I feel that my Estimation kicks in a bit too late to stop things, to be honest. So this prayer makes perfect sense. But in reality my Estimation is usually dead on - it's my listening skills that need help. Your mileage may vary, of course. But it's the hearing and following of that danger signal that's important. Socrates said he had an inner voice that always said, "No" at the right times, but the voice never said "Yes".
You have heard me speak at sundry times and in diverse places of an oracle or sign which comes to me, and is the divinity which Meletus ridicules in the indictment. This sign, which is a kind of voice, first began to come to me when I was a child; it always forbids but never commands me to do anything which I am going to do.- Socrates' ApologySocrates was usually sad when it spoke up - but yet he always followed the inner voice. I find the less I listen to it, the weaker it gets. Like the app I mentioned at the top of the post, if you leave it in pause mode for too long it turns off - meaning not that it goes away, but rather we can't hear it any more. Like Socrates, I must learn to always hear that voice and do what it says.
Now, did you catch that part about higher, more difficult, and more honorable goods? How often as a kid did I really enjoy sitting in the corner reading! Reading is a good, seriously. I devoured books by the stack! Often (at least once every couple of hours, to be honest) I'd be so engrossed in reading that I couldn't hear Mom call me to a chore. I'm not making that up as an excuse: my focus was so great that sometimes Mom could shake my shoulder and scare me. At those times, though, I was missing a higher good - honoring my parents - by indulging in a lesser good - reading and learning. I find the pattern repeats: that I may willingly do something easy over and over without doing the thing that needs to be done now.

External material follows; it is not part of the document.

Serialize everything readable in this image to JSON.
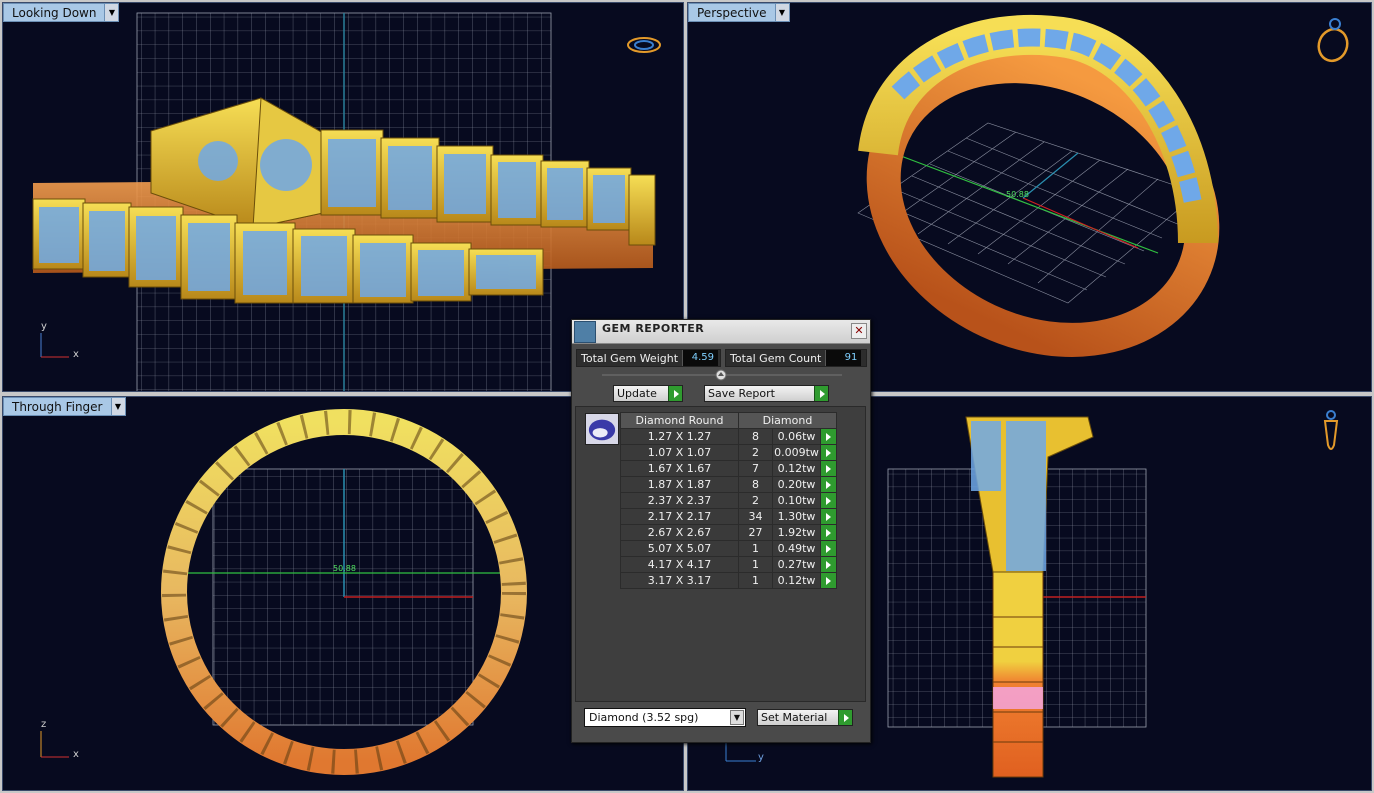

The Monastic Fathers of the Egyptian wastes say that we should be so loving, attentive to the higher good, that we should even lay down our psalter if our Brother comes calling at the door of our cell in prayer. For the prayers will wait: our Brother is Christ present to us here, now, and perhaps in need. I thought of this recently when a friend took me to a Church filled with homeless people who were sheltering there doing a rain storm. The parish knows how big of a crowd to expect for each Mass, so there are a certain number of pews reserved, but the rest of the space is given over to hospitality ministry - even during services. The Body, Blood, Soul, and Divinity of Christ, present, living, and breathing, is venerated all over the building.
The higher good may call us away from a mundane function at work (in which we feel comfortable) into a project or function where working with outers we may have a chance to evangelize. The higher good may call us away from a comfortable life of prayer and quiet cats to the life of a monastery, or missionary, or even just caring for parents in their dotage.
The voice of our Estimation may point a way from sin, something bad, or it may point to something better rather the good we are doing now. But it will never point to the easiest, most comfortable thing, until we are so trained that we find the following to be the easiest thing. The longer we listen, the more control it, that inner voice, has: even though it never can override our free will. The whole purpose of free will is to train it to do things. In this case, the training (like in the gym) is to do something that makes one, ultimately, stronger. But it is a struggle, again, like the gym. We want to lay in bed, but God wants us doing things. It's an ascetic struggle: a podvig, a jihad. The monks are holy warriors in this case, fighting against the demons and sin, but we are called to holiness and struggle in our daily life as well.
This holy, inner voice that always says no, as it were - no to ease, no to indulgence, no to sin - is the claxon sounding the next battle.
If we listen.